■ Task description ■
When you copy the material below, keep every line exact and drop the pictures.

■ Records supplied ■
━━━━━━━━━━

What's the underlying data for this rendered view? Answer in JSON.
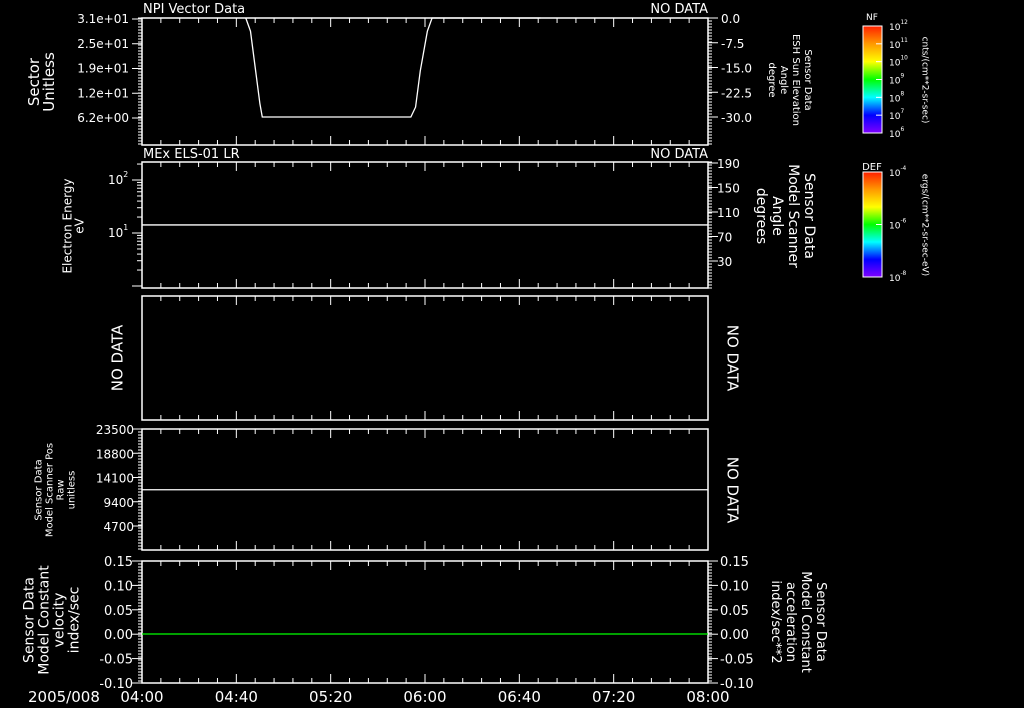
{
  "date_label": "2005/008",
  "time_axis": {
    "ticks": [
      "04:00",
      "04:40",
      "05:20",
      "06:00",
      "06:40",
      "07:20",
      "08:00"
    ],
    "range": [
      "04:00",
      "08:00"
    ]
  },
  "colors": {
    "line": "#ffffff",
    "accent_green": "#00ff00",
    "background": "#000000"
  },
  "colorbars": [
    {
      "title": "NF",
      "unit": "cnts/(cm**2-sr-sec)",
      "tick_labels": [
        {
          "base": "10",
          "exp": "12"
        },
        {
          "base": "10",
          "exp": "11"
        },
        {
          "base": "10",
          "exp": "10"
        },
        {
          "base": "10",
          "exp": "9"
        },
        {
          "base": "10",
          "exp": "8"
        },
        {
          "base": "10",
          "exp": "7"
        },
        {
          "base": "10",
          "exp": "6"
        }
      ],
      "colors": [
        "#ff2000",
        "#ff9900",
        "#ffff00",
        "#00ff00",
        "#00ffff",
        "#0000ff",
        "#8000ff"
      ]
    },
    {
      "title": "DEF",
      "unit": "ergs/(cm**2-sr-sec-eV)",
      "tick_labels": [
        {
          "base": "10",
          "exp": "-4"
        },
        {
          "base": "10",
          "exp": "-6"
        },
        {
          "base": "10",
          "exp": "-8"
        }
      ],
      "colors": [
        "#ff2000",
        "#ff9900",
        "#ffff00",
        "#00ff00",
        "#00ffff",
        "#0000ff",
        "#8000ff"
      ]
    }
  ],
  "chart_data": [
    {
      "type": "line",
      "title": "NPI Vector Data",
      "status": "NO DATA",
      "ylabel": [
        "Sector",
        "Unitless"
      ],
      "yticks": [
        "3.1e+01",
        "2.5e+01",
        "1.9e+01",
        "1.2e+01",
        "6.2e+00"
      ],
      "ylabel_right": [
        "Sensor Data",
        "ESH Sun Elevation",
        "Angle",
        "degree"
      ],
      "yticks_right": [
        "0.0",
        "-7.5",
        "-15.0",
        "-22.5",
        "-30.0"
      ],
      "ylim_right": [
        -38.5,
        0.3
      ],
      "series": [
        {
          "color": "#ffffff",
          "x": [
            "04:44",
            "04:46",
            "04:48",
            "04:50",
            "04:51",
            "05:54",
            "05:56",
            "05:58",
            "06:01",
            "06:03",
            "06:49"
          ],
          "y": [
            0,
            -4,
            -15,
            -26,
            -30,
            -30,
            -27,
            -16,
            -4,
            0,
            0
          ]
        }
      ]
    },
    {
      "type": "line",
      "title": "MEx ELS-01 LR",
      "status": "NO DATA",
      "ylabel": [
        "Electron Energy",
        "eV"
      ],
      "yscale": "log",
      "yticks": [
        {
          "base": "10",
          "exp": "2"
        },
        {
          "base": "10",
          "exp": "1"
        }
      ],
      "ylim": [
        0.92,
        218
      ],
      "ylabel_right": [
        "Sensor Data",
        "Model Scanner",
        "Angle",
        "degrees"
      ],
      "yticks_right": [
        "190",
        "150",
        "110",
        "70",
        "30"
      ],
      "series": [
        {
          "color": "#ffffff",
          "x": [
            "04:00",
            "08:00"
          ],
          "y": [
            14.2,
            14.2
          ]
        }
      ]
    },
    {
      "type": "line",
      "left_text": "NO DATA",
      "right_text": "NO DATA",
      "series": []
    },
    {
      "type": "line",
      "ylabel": [
        "Sensor Data",
        "Model Scanner Pos",
        "Raw",
        "unitless"
      ],
      "yticks": [
        "23500",
        "18800",
        "14100",
        "9400",
        "4700"
      ],
      "ylim": [
        0,
        23500
      ],
      "right_text": "NO DATA",
      "series": [
        {
          "color": "#ffffff",
          "x": [
            "04:00",
            "08:00"
          ],
          "y": [
            11700,
            11700
          ]
        }
      ]
    },
    {
      "type": "line",
      "ylabel": [
        "Sensor Data",
        "Model Constant",
        "velocity",
        "index/sec"
      ],
      "yticks": [
        "0.15",
        "0.10",
        "0.05",
        "0.00",
        "-0.05",
        "-0.10"
      ],
      "ylim": [
        -0.1,
        0.15
      ],
      "ylabel_right": [
        "Sensor Data",
        "Model Constant",
        "acceleration",
        "index/sec**2"
      ],
      "yticks_right": [
        "0.15",
        "0.10",
        "0.05",
        "0.00",
        "-0.05",
        "-0.10"
      ],
      "series": [
        {
          "color": "#00ff00",
          "x": [
            "04:00",
            "08:00"
          ],
          "y": [
            0,
            0
          ]
        }
      ]
    }
  ]
}
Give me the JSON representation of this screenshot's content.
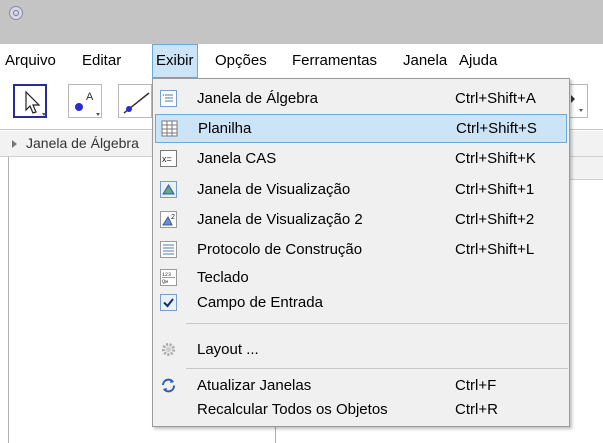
{
  "menubar": {
    "items": [
      "Arquivo",
      "Editar",
      "Exibir",
      "Opções",
      "Ferramentas",
      "Janela",
      "Ajuda"
    ],
    "active": "Exibir"
  },
  "panel": {
    "title": "Janela de Álgebra"
  },
  "exibir_menu": {
    "items": [
      {
        "label": "Janela de Álgebra",
        "shortcut": "Ctrl+Shift+A",
        "icon": "algebra-view-icon"
      },
      {
        "label": "Planilha",
        "shortcut": "Ctrl+Shift+S",
        "icon": "spreadsheet-icon",
        "highlighted": true
      },
      {
        "label": "Janela CAS",
        "shortcut": "Ctrl+Shift+K",
        "icon": "cas-icon"
      },
      {
        "label": "Janela de Visualização",
        "shortcut": "Ctrl+Shift+1",
        "icon": "graphics-view-icon",
        "checked": true
      },
      {
        "label": "Janela de Visualização 2",
        "shortcut": "Ctrl+Shift+2",
        "icon": "graphics-view-2-icon"
      },
      {
        "label": "Protocolo de Construção",
        "shortcut": "Ctrl+Shift+L",
        "icon": "construction-protocol-icon"
      },
      {
        "label": "Teclado",
        "shortcut": "",
        "icon": "keyboard-icon"
      },
      {
        "label": "Campo de Entrada",
        "shortcut": "",
        "icon": "checkmark-icon",
        "checked": true
      },
      {
        "label": "Layout ...",
        "shortcut": "",
        "icon": "gear-icon"
      },
      {
        "label": "Atualizar Janelas",
        "shortcut": "Ctrl+F",
        "icon": "refresh-icon"
      },
      {
        "label": "Recalcular Todos os Objetos",
        "shortcut": "Ctrl+R",
        "icon": ""
      }
    ]
  },
  "colors": {
    "highlight": "#cce4f7",
    "highlight_border": "#6aa9dd",
    "titlebar": "#c4c4c4"
  }
}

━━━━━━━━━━

■ Result of this exercise ■
What's the underlying data for this rendered view? Answer in JSON.
{
  "date_label": "2005/008",
  "time_axis": {
    "ticks": [
      "04:00",
      "04:40",
      "05:20",
      "06:00",
      "06:40",
      "07:20",
      "08:00"
    ],
    "range": [
      "04:00",
      "08:00"
    ]
  },
  "colors": {
    "line": "#ffffff",
    "accent_green": "#00ff00",
    "background": "#000000"
  },
  "colorbars": [
    {
      "title": "NF",
      "unit": "cnts/(cm**2-sr-sec)",
      "tick_labels": [
        {
          "base": "10",
          "exp": "12"
        },
        {
          "base": "10",
          "exp": "11"
        },
        {
          "base": "10",
          "exp": "10"
        },
        {
          "base": "10",
          "exp": "9"
        },
        {
          "base": "10",
          "exp": "8"
        },
        {
          "base": "10",
          "exp": "7"
        },
        {
          "base": "10",
          "exp": "6"
        }
      ],
      "colors": [
        "#ff2000",
        "#ff9900",
        "#ffff00",
        "#00ff00",
        "#00ffff",
        "#0000ff",
        "#8000ff"
      ]
    },
    {
      "title": "DEF",
      "unit": "ergs/(cm**2-sr-sec-eV)",
      "tick_labels": [
        {
          "base": "10",
          "exp": "-4"
        },
        {
          "base": "10",
          "exp": "-6"
        },
        {
          "base": "10",
          "exp": "-8"
        }
      ],
      "colors": [
        "#ff2000",
        "#ff9900",
        "#ffff00",
        "#00ff00",
        "#00ffff",
        "#0000ff",
        "#8000ff"
      ]
    }
  ],
  "chart_data": [
    {
      "type": "line",
      "title": "NPI Vector Data",
      "status": "NO DATA",
      "ylabel": [
        "Sector",
        "Unitless"
      ],
      "yticks": [
        "3.1e+01",
        "2.5e+01",
        "1.9e+01",
        "1.2e+01",
        "6.2e+00"
      ],
      "ylabel_right": [
        "Sensor Data",
        "ESH Sun Elevation",
        "Angle",
        "degree"
      ],
      "yticks_right": [
        "0.0",
        "-7.5",
        "-15.0",
        "-22.5",
        "-30.0"
      ],
      "ylim_right": [
        -38.5,
        0.3
      ],
      "series": [
        {
          "color": "#ffffff",
          "x": [
            "04:44",
            "04:46",
            "04:48",
            "04:50",
            "04:51",
            "05:54",
            "05:56",
            "05:58",
            "06:01",
            "06:03",
            "06:49"
          ],
          "y": [
            0,
            -4,
            -15,
            -26,
            -30,
            -30,
            -27,
            -16,
            -4,
            0,
            0
          ]
        }
      ]
    },
    {
      "type": "line",
      "title": "MEx ELS-01 LR",
      "status": "NO DATA",
      "ylabel": [
        "Electron Energy",
        "eV"
      ],
      "yscale": "log",
      "yticks": [
        {
          "base": "10",
          "exp": "2"
        },
        {
          "base": "10",
          "exp": "1"
        }
      ],
      "ylim": [
        0.92,
        218
      ],
      "ylabel_right": [
        "Sensor Data",
        "Model Scanner",
        "Angle",
        "degrees"
      ],
      "yticks_right": [
        "190",
        "150",
        "110",
        "70",
        "30"
      ],
      "series": [
        {
          "color": "#ffffff",
          "x": [
            "04:00",
            "08:00"
          ],
          "y": [
            14.2,
            14.2
          ]
        }
      ]
    },
    {
      "type": "line",
      "left_text": "NO DATA",
      "right_text": "NO DATA",
      "series": []
    },
    {
      "type": "line",
      "ylabel": [
        "Sensor Data",
        "Model Scanner Pos",
        "Raw",
        "unitless"
      ],
      "yticks": [
        "23500",
        "18800",
        "14100",
        "9400",
        "4700"
      ],
      "ylim": [
        0,
        23500
      ],
      "right_text": "NO DATA",
      "series": [
        {
          "color": "#ffffff",
          "x": [
            "04:00",
            "08:00"
          ],
          "y": [
            11700,
            11700
          ]
        }
      ]
    },
    {
      "type": "line",
      "ylabel": [
        "Sensor Data",
        "Model Constant",
        "velocity",
        "index/sec"
      ],
      "yticks": [
        "0.15",
        "0.10",
        "0.05",
        "0.00",
        "-0.05",
        "-0.10"
      ],
      "ylim": [
        -0.1,
        0.15
      ],
      "ylabel_right": [
        "Sensor Data",
        "Model Constant",
        "acceleration",
        "index/sec**2"
      ],
      "yticks_right": [
        "0.15",
        "0.10",
        "0.05",
        "0.00",
        "-0.05",
        "-0.10"
      ],
      "series": [
        {
          "color": "#00ff00",
          "x": [
            "04:00",
            "08:00"
          ],
          "y": [
            0,
            0
          ]
        }
      ]
    }
  ]
}
Give me the JSON representation of this screenshot's content.
{
  "menubar": {
    "items": [
      "Arquivo",
      "Editar",
      "Exibir",
      "Opções",
      "Ferramentas",
      "Janela",
      "Ajuda"
    ],
    "active": "Exibir"
  },
  "panel": {
    "title": "Janela de Álgebra"
  },
  "exibir_menu": {
    "items": [
      {
        "label": "Janela de Álgebra",
        "shortcut": "Ctrl+Shift+A",
        "icon": "algebra-view-icon"
      },
      {
        "label": "Planilha",
        "shortcut": "Ctrl+Shift+S",
        "icon": "spreadsheet-icon",
        "highlighted": true
      },
      {
        "label": "Janela CAS",
        "shortcut": "Ctrl+Shift+K",
        "icon": "cas-icon"
      },
      {
        "label": "Janela de Visualização",
        "shortcut": "Ctrl+Shift+1",
        "icon": "graphics-view-icon",
        "checked": true
      },
      {
        "label": "Janela de Visualização 2",
        "shortcut": "Ctrl+Shift+2",
        "icon": "graphics-view-2-icon"
      },
      {
        "label": "Protocolo de Construção",
        "shortcut": "Ctrl+Shift+L",
        "icon": "construction-protocol-icon"
      },
      {
        "label": "Teclado",
        "shortcut": "",
        "icon": "keyboard-icon"
      },
      {
        "label": "Campo de Entrada",
        "shortcut": "",
        "icon": "checkmark-icon",
        "checked": true
      },
      {
        "label": "Layout ...",
        "shortcut": "",
        "icon": "gear-icon"
      },
      {
        "label": "Atualizar Janelas",
        "shortcut": "Ctrl+F",
        "icon": "refresh-icon"
      },
      {
        "label": "Recalcular Todos os Objetos",
        "shortcut": "Ctrl+R",
        "icon": ""
      }
    ]
  },
  "colors": {
    "highlight": "#cce4f7",
    "highlight_border": "#6aa9dd",
    "titlebar": "#c4c4c4"
  }
}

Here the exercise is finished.